◆ Exercise instructions ◆
Pictures aside, repeat the listing below exactly.
•••
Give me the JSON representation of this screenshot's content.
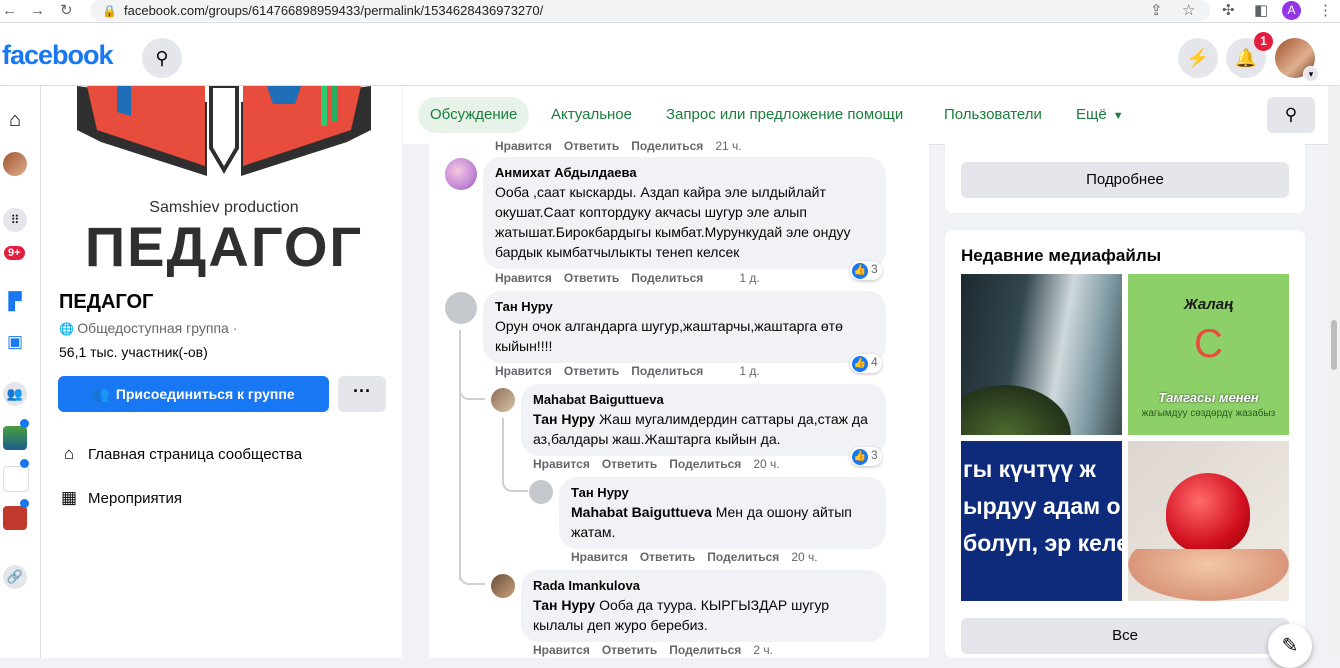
{
  "browser": {
    "url": "facebook.com/groups/614766898959433/permalink/1534628436973270/",
    "profile_letter": "A"
  },
  "header": {
    "logo": "facebook",
    "notifications_count": "1"
  },
  "left_rail": {
    "notif_badge": "9+"
  },
  "group": {
    "cover_subtitle": "Samshiev production",
    "cover_title": "ПЕДАГОГ",
    "name": "ПЕДАГОГ",
    "type": "Общедоступная группа ·",
    "members": "56,1 тыс. участник(-ов)",
    "join_label": "Присоединиться к группе",
    "more_label": "···",
    "nav": [
      {
        "label": "Главная страница сообщества"
      },
      {
        "label": "Мероприятия"
      }
    ]
  },
  "tabs": {
    "discussion": "Обсуждение",
    "trending": "Актуальное",
    "help": "Запрос или предложение помощи",
    "users": "Пользователи",
    "more": "Ещё"
  },
  "comments": {
    "top_actions": {
      "like": "Нравится",
      "reply": "Ответить",
      "share": "Поделиться",
      "time": "21 ч."
    },
    "c1": {
      "author": "Анмихат Абдылдаева",
      "text": "Ооба ,саат кыскарды. Аздап кайра эле ылдыйлайт окушат.Саат коптордуку акчасы шугур эле алып жатышат.Бирокбардыгы кымбат.Мурункудай эле ондуу бардык кымбатчылыкты тенеп келсек",
      "likes": "3",
      "like": "Нравится",
      "reply": "Ответить",
      "share": "Поделиться",
      "time": "1 д."
    },
    "c2": {
      "author": "Тан Нуру",
      "text": "Орун очок алгандарга шугур,жаштарчы,жаштарга өтө кыйын!!!!",
      "likes": "4",
      "like": "Нравится",
      "reply": "Ответить",
      "share": "Поделиться",
      "time": "1 д."
    },
    "c3": {
      "author": "Mahabat Baiguttueva",
      "mention": "Тан Нуру",
      "text": " Жаш мугалимдердин саттары да,стаж да аз,балдары жаш.Жаштарга кыйын да.",
      "likes": "3",
      "like": "Нравится",
      "reply": "Ответить",
      "share": "Поделиться",
      "time": "20 ч."
    },
    "c4": {
      "author": "Тан Нуру",
      "mention": "Mahabat Baiguttueva",
      "text": " Мен да ошону айтып жатам.",
      "like": "Нравится",
      "reply": "Ответить",
      "share": "Поделиться",
      "time": "20 ч."
    },
    "c5": {
      "author": "Rada Imankulova",
      "mention": "Тан Нуру",
      "text": " Ооба да туура. КЫРГЫЗДАР шугур кылалы деп журо беребиз.",
      "like": "Нравится",
      "reply": "Ответить",
      "share": "Поделиться",
      "time": "2 ч."
    }
  },
  "right": {
    "more_info_label": "Подробнее",
    "media_title": "Недавние медиафайлы",
    "media2_word1": "Жалаң",
    "media2_letter": "С",
    "media2_word2": "Тамгасы менен",
    "media2_word3": "жагымдуу сөздөрдү жазабыз",
    "media3_text": "ГЫ КҮЧТҮҮ Ж ЫРДУУ АДАМ О БОЛУП, ЭР КЕЛЕТ.",
    "all_label": "Все"
  }
}
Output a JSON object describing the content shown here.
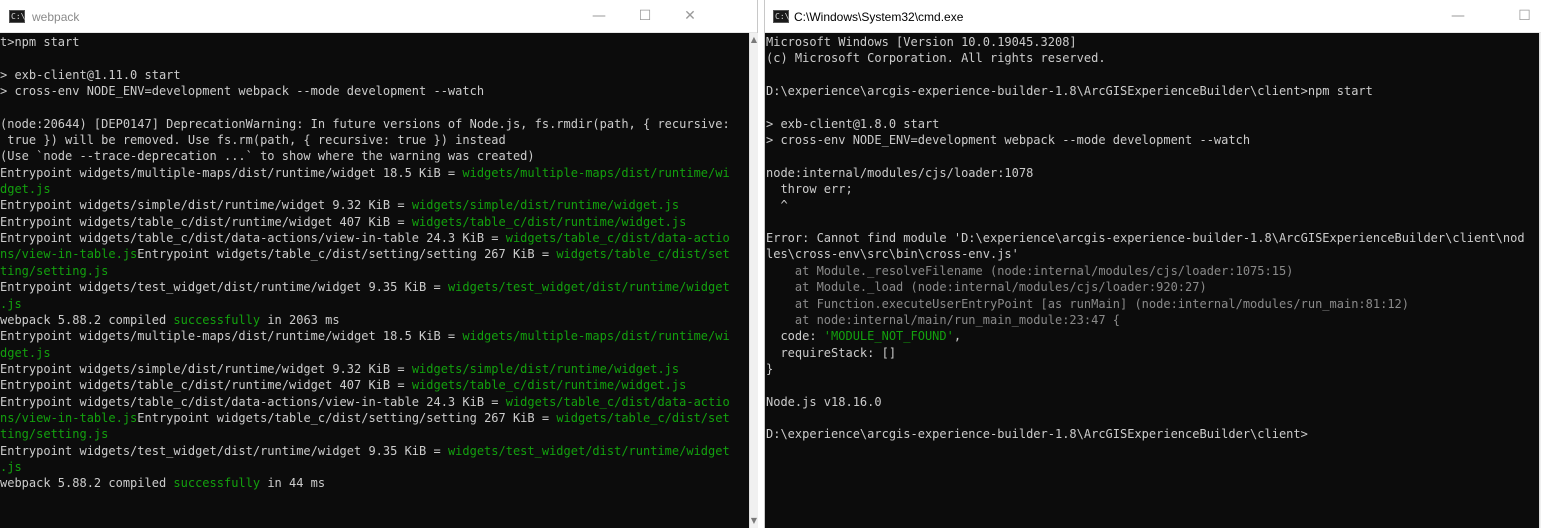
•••
◆ Answer area ◆
Give me the JSON representation of this screenshot's content.
{
  "browser": {
    "url": "facebook.com/groups/614766898959433/permalink/1534628436973270/",
    "profile_letter": "A"
  },
  "header": {
    "logo": "facebook",
    "notifications_count": "1"
  },
  "left_rail": {
    "notif_badge": "9+"
  },
  "group": {
    "cover_subtitle": "Samshiev production",
    "cover_title": "ПЕДАГОГ",
    "name": "ПЕДАГОГ",
    "type": "Общедоступная группа ·",
    "members": "56,1 тыс. участник(-ов)",
    "join_label": "Присоединиться к группе",
    "more_label": "···",
    "nav": [
      {
        "label": "Главная страница сообщества"
      },
      {
        "label": "Мероприятия"
      }
    ]
  },
  "tabs": {
    "discussion": "Обсуждение",
    "trending": "Актуальное",
    "help": "Запрос или предложение помощи",
    "users": "Пользователи",
    "more": "Ещё"
  },
  "comments": {
    "top_actions": {
      "like": "Нравится",
      "reply": "Ответить",
      "share": "Поделиться",
      "time": "21 ч."
    },
    "c1": {
      "author": "Анмихат Абдылдаева",
      "text": "Ооба ,саат кыскарды. Аздап кайра эле ылдыйлайт окушат.Саат коптордуку акчасы шугур эле алып жатышат.Бирокбардыгы кымбат.Мурункудай эле ондуу бардык кымбатчылыкты тенеп келсек",
      "likes": "3",
      "like": "Нравится",
      "reply": "Ответить",
      "share": "Поделиться",
      "time": "1 д."
    },
    "c2": {
      "author": "Тан Нуру",
      "text": "Орун очок алгандарга шугур,жаштарчы,жаштарга өтө кыйын!!!!",
      "likes": "4",
      "like": "Нравится",
      "reply": "Ответить",
      "share": "Поделиться",
      "time": "1 д."
    },
    "c3": {
      "author": "Mahabat Baiguttueva",
      "mention": "Тан Нуру",
      "text": " Жаш мугалимдердин саттары да,стаж да аз,балдары жаш.Жаштарга кыйын да.",
      "likes": "3",
      "like": "Нравится",
      "reply": "Ответить",
      "share": "Поделиться",
      "time": "20 ч."
    },
    "c4": {
      "author": "Тан Нуру",
      "mention": "Mahabat Baiguttueva",
      "text": " Мен да ошону айтып жатам.",
      "like": "Нравится",
      "reply": "Ответить",
      "share": "Поделиться",
      "time": "20 ч."
    },
    "c5": {
      "author": "Rada Imankulova",
      "mention": "Тан Нуру",
      "text": " Ооба да туура. КЫРГЫЗДАР шугур кылалы деп журо беребиз.",
      "like": "Нравится",
      "reply": "Ответить",
      "share": "Поделиться",
      "time": "2 ч."
    }
  },
  "right": {
    "more_info_label": "Подробнее",
    "media_title": "Недавние медиафайлы",
    "media2_word1": "Жалаң",
    "media2_letter": "С",
    "media2_word2": "Тамгасы менен",
    "media2_word3": "жагымдуу сөздөрдү жазабыз",
    "media3_text": "ГЫ КҮЧТҮҮ Ж ЫРДУУ АДАМ О БОЛУП, ЭР КЕЛЕТ.",
    "all_label": "Все"
  }
}
Output a JSON object describing the content shown here.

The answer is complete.